"Come in," Leo said, and he watched the woman's eyes light up at the sight of the creche. "How beautiful," she said. "I once lived beside a church where there was a creche exactly like this one. May I touch it?"
Leo nodded, and as she touched the figures in the manger, she wept with happiness.
"Please," Leo said, "take it. For you and your baby."
The woman's tired face seem to light up. "You are too kind. This would make our Christmas perfect."
"It is yours," Leo said. "Merry Christmas."
The woman gathered up the figurines and left with a parting smile. But soon another knock came, and when Leo opened the door he saw a man in tattered clothing, his face dirty from dust. "Excuse me," he said, "but I am a road sweeper. With this snow, I have no way to make any money for a Christmas meal. When I saw your light, I felt you might welcome a poor man."
"Come in," Leo said, and the man followed the scents toward the kitchen, where he discovered freshly baked bread and a pot of soup. "Eat, eat," Leo said, and the man sat and ate heartily, seeming to grow healthy before Leo's very eyes.
"How can I thank you?" the man asked Leo.
Leo leaned close and said earnestly, "I believe the Christ child plans to visit me tonight, so I need nothing. Do you think I'm mad?"
Before the man could answer, another knock came, and now the imperious lady stood before him, demanding her mended dress.
Leo handled her the bundle, but he said nothing.
"You've done no work at all!" she cried, furious.
Leo only smiled. "You shall have to dance in another dress, my lady. Merry Christmas to you," and with that he led her outside and closed the door.
The street sweeper stared at Leo. "Aren't you afraid of such rich people?" he asked. "You shouldn't waste your time on poor men like me. You should have mended her dress."
"Nonsense," Leo said. "I have done what is right."
The poor man peered up at Leo. "All I have to thank you with are these small boots I found when I was sweeping," he said, handing them to Leo. "Perhaps these will fit the Christ child?" he asked. "Do you think he will truly come?"
"I've a feeling all will be well," Leo said, and he took the boots and reached into his closet. He pulled out a long woolen coat. "And you shall take this coat for warmth. I have two and need but one."
"But sir ..." the beggar began to protest.
"Merry Christmas," Leo said as he walked the man to the door. There he stood, looking at the fresh coat of snow, and then he looked up at the bright moon.
Then Leo heard a whisper at his feet and looked down to see a little boy dressed in rags. "Sir, I saw your candle and I wondered if you might have some food for a poor child."
"Come in," Leo said, and then he realized the gingerbread house was for this boy, and the boots, of course, the boots from the street sweeper. They fit the poor boy perfectly.
Leo's spirits danced with the light flickering from the candle. "Why are you so happy?" the little boy asked as he devoured the cookies and drank some soup.
Leo smiled. "Listen to this," he said, and he reached for his Bible. "Come, ye blessed, inherit the kingdom prepared for you.
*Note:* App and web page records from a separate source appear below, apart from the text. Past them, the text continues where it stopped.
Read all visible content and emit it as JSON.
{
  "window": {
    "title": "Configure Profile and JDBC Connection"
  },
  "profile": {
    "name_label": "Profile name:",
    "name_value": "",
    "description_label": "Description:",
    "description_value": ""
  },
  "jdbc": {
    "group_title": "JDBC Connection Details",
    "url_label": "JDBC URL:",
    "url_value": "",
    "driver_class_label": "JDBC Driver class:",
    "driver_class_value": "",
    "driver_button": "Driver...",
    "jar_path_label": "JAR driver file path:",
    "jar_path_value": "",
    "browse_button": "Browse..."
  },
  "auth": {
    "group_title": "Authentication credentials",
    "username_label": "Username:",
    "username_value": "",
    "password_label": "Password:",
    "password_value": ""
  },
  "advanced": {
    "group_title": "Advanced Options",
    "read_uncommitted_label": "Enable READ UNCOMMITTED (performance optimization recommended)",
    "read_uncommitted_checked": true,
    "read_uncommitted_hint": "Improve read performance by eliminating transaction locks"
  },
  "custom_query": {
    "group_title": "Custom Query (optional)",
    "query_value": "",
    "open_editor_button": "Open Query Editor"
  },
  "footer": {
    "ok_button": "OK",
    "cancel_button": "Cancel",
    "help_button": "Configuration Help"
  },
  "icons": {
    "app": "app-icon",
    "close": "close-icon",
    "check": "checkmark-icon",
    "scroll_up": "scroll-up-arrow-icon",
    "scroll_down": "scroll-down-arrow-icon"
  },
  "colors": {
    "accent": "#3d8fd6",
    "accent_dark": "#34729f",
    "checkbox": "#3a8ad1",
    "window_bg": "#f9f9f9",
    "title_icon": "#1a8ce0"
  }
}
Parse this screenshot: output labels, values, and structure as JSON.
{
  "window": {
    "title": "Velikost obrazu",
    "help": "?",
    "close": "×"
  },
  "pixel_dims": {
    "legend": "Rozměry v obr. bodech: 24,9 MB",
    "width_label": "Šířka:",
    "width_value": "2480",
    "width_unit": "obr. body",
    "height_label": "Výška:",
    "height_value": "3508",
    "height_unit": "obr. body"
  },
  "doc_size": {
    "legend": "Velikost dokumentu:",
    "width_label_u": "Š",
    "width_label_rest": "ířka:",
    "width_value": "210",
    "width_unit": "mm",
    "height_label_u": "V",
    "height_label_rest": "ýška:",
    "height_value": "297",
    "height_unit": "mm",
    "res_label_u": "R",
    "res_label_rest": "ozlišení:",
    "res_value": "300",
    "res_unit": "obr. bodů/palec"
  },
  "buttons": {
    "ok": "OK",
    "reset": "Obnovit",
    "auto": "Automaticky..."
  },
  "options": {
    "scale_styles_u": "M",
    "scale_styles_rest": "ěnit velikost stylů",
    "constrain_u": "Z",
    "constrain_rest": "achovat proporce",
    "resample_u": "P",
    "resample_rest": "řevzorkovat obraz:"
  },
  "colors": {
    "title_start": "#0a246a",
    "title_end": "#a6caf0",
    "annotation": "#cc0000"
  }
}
For I was hungry and ye fed me; I was thirsty and ye gave me drink; I was a stranger and ye took me in. Naked, and ye clothed me ..."
"Have you done all this for the Christ child?" the boy asked. His eyes were as big as saucers.
"I have," Leo said, "for the Book of Matthew tells us: 'As ye have done it to one of the least of my brethren, so ye have done it unto me.'"
"What does that mean?" the little boy asked.
"It means, child, that my beloved Sonia is an angel, and that we who give are blessed."
And Leo looked into the candle's dancing light and understood he had always been surrounded by love.
*Several different versions of this tale exist in book, story and play form, each set in a different time and place, but each was inspired by Count Leo Tolstoy's "Where Love Is, There God Is Also," the story of the cobbler Martin Avdeich.
"Tell Me a Story 2: Animal Magic," the second CD in the audiobook series, is now available. For more information, please visit www.mythsandtales.com.